Leaf-scale experiments reveal an important omission in the Penman–Monteith equation
- Department of Environmental Sciences, ETH Zurich, 8092 Zurich, Switzerland

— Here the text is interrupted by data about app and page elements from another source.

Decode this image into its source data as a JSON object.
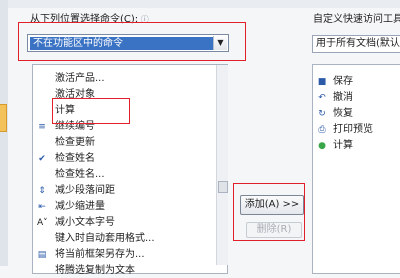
{
  "left": {
    "choose_label": "从下列位置选择命令(C):",
    "choose_value": "不在功能区中的命令",
    "commands": [
      {
        "icon": "",
        "label": "激活产品..."
      },
      {
        "icon": "",
        "label": "激活对象"
      },
      {
        "icon": "",
        "label": "计算"
      },
      {
        "icon": "number-icon",
        "label": "继续编号"
      },
      {
        "icon": "",
        "label": "检查更新"
      },
      {
        "icon": "check-name-icon",
        "label": "检查姓名"
      },
      {
        "icon": "",
        "label": "检查姓名..."
      },
      {
        "icon": "paragraph-spacing-icon",
        "label": "减少段落间距"
      },
      {
        "icon": "indent-icon",
        "label": "减少缩进量"
      },
      {
        "icon": "font-size-icon",
        "label": "减小文本字号"
      },
      {
        "icon": "",
        "label": "键入时自动套用格式..."
      },
      {
        "icon": "frame-icon",
        "label": "将当前框架另存为..."
      },
      {
        "icon": "",
        "label": "将腾选复制为文本"
      }
    ]
  },
  "buttons": {
    "add": "添加(A) >>",
    "remove": "删除(R)"
  },
  "right": {
    "qat_label": "自定义快速访问工具",
    "qat_value": "用于所有文档(默认)",
    "items": [
      {
        "icon": "save-icon",
        "label": "保存"
      },
      {
        "icon": "undo-icon",
        "label": "撤消"
      },
      {
        "icon": "redo-icon",
        "label": "恢复"
      },
      {
        "icon": "print-preview-icon",
        "label": "打印预览"
      },
      {
        "icon": "calculate-icon",
        "label": "计算"
      }
    ]
  },
  "highlight_color": "#e0202a"
}
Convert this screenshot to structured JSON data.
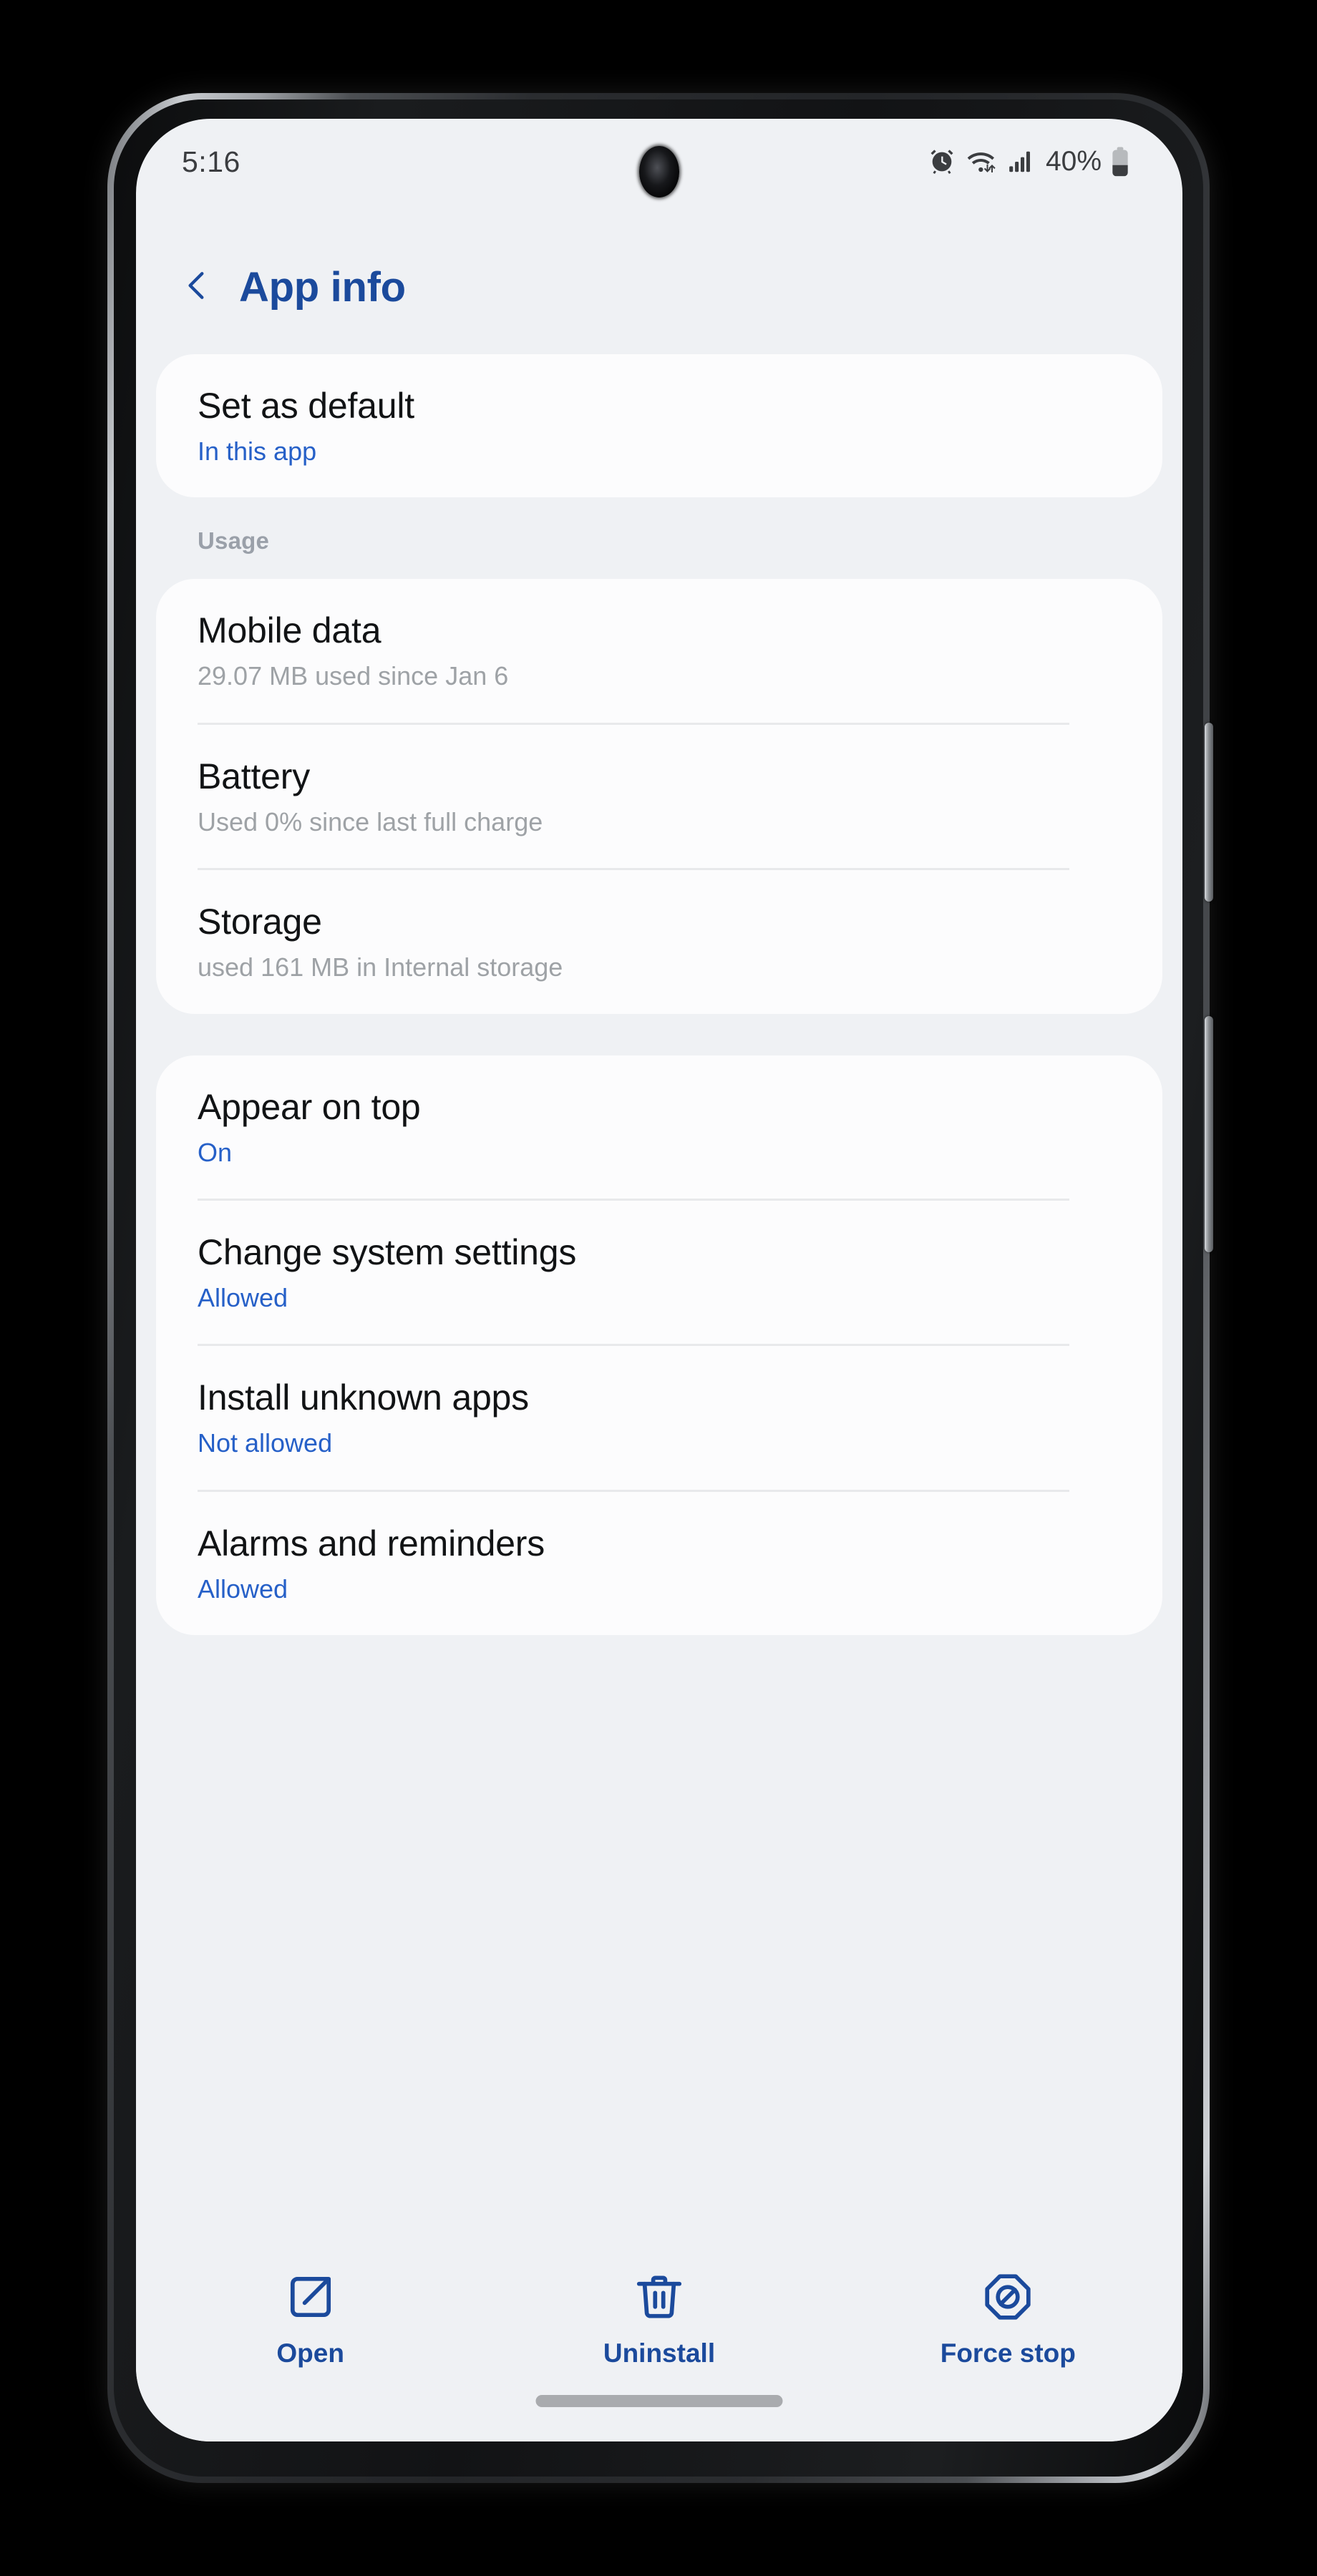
{
  "statusbar": {
    "time": "5:16",
    "battery_percent": "40%",
    "icons": [
      "alarm-icon",
      "wifi-icon",
      "cellular-signal-icon",
      "battery-icon"
    ]
  },
  "appbar": {
    "back_icon": "chevron-left-icon",
    "title": "App info"
  },
  "colors": {
    "accent_blue": "#1B4A9C",
    "link_blue": "#2660C8",
    "screen_bg": "#EFF1F4",
    "card_bg": "#FCFCFD",
    "subtitle_grey": "#9EA2A6"
  },
  "cards": [
    {
      "name": "default-card",
      "section_label": null,
      "rows": [
        {
          "title": "Set as default",
          "sub": "In this app",
          "sub_style": "blue"
        }
      ]
    },
    {
      "name": "usage-card",
      "section_label": "Usage",
      "rows": [
        {
          "title": "Mobile data",
          "sub": "29.07 MB used since Jan 6",
          "sub_style": "grey"
        },
        {
          "title": "Battery",
          "sub": "Used 0% since last full charge",
          "sub_style": "grey"
        },
        {
          "title": "Storage",
          "sub": "used 161 MB in Internal storage",
          "sub_style": "grey"
        }
      ]
    },
    {
      "name": "permissions-card",
      "section_label": null,
      "rows": [
        {
          "title": "Appear on top",
          "sub": "On",
          "sub_style": "blue"
        },
        {
          "title": "Change system settings",
          "sub": "Allowed",
          "sub_style": "blue"
        },
        {
          "title": "Install unknown apps",
          "sub": "Not allowed",
          "sub_style": "blue"
        },
        {
          "title": "Alarms and reminders",
          "sub": "Allowed",
          "sub_style": "blue"
        }
      ]
    }
  ],
  "actionbar": {
    "actions": [
      {
        "label": "Open",
        "icon": "external-link-icon"
      },
      {
        "label": "Uninstall",
        "icon": "trash-icon"
      },
      {
        "label": "Force stop",
        "icon": "octagon-block-icon"
      }
    ]
  }
}
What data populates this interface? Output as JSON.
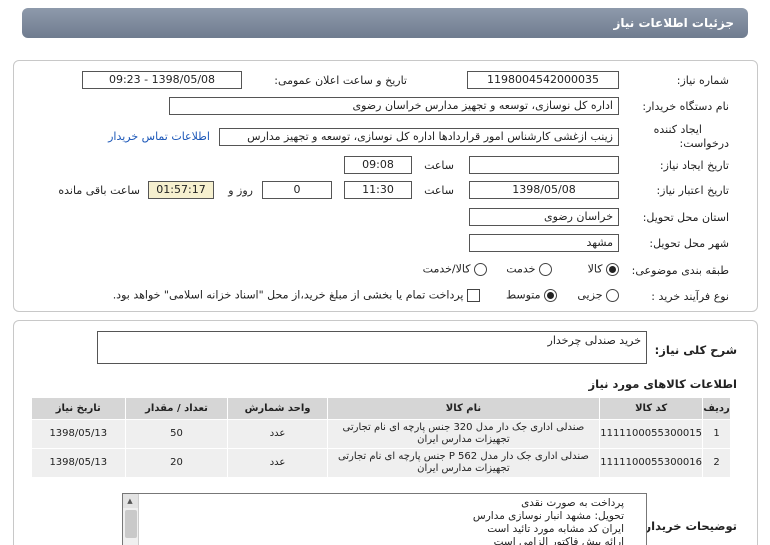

Abstract. The Penman–Monteith (PM) equation is commonly considered the most advanced physically based approach to computing transpiration rates from plants considering stomatal conductance and atmospheric drivers. It has been widely evaluated at the canopy scale, where aerodynamic and canopy resistance to water vapour are difficult to estimate directly, leading to various empirical corrections when scaling from leaf to canopy. Here, we evaluated the PM equation directly at the leaf scale, using a detailed leaf energy balance model and direct measurements in a controlled, insulated wind tunnel using artificial leaves with fixed and predefined stomatal conductance. Experimental results were consistent with a detailed leaf energy balance model; however, the results revealed systematic deviations from PM-predicted fluxes, which pointed to fundamental problems with the PM equation. Detailed analysis of the derivation by Monteith(1965) and subsequent amendments revealed two errors: one in neglecting two-sided exchange of sensible heat by a planar leaf, and the other related to the representation of hypostomatous leaves, which are very common in temperate climates. The omission of two-sided sensible heat flux led to bias in simulated latent heat flux by the PM equation, which was as high as 50 % of the observed flux in some experiments. Furthermore, we found that the neglect of feedbacks between leaf temperature and radiative energy exchange can lead to additional bias in both latent and sensible heat fluxes. A corrected set of analytical solutions for leaf temperature as well as latent and sensible heat flux is presented, and comparison with the original PM equation indicates a major improvement in reproducing experimental results at the leaf scale. The errors in the original PM equation and its failure to reproduce experimental results at the leaf scale (for which it was originally derived) propagate into inaccurate sensitivities of transpiration and sensible heat fluxes to changes in atmospheric conditions, such as those associated with climate change (even with reasonable present-day performance after calibration). The new formulation presented here rectifies some of the shortcomings of the PM equation and could provide a more robust starting point for canopy representation and climate change studies.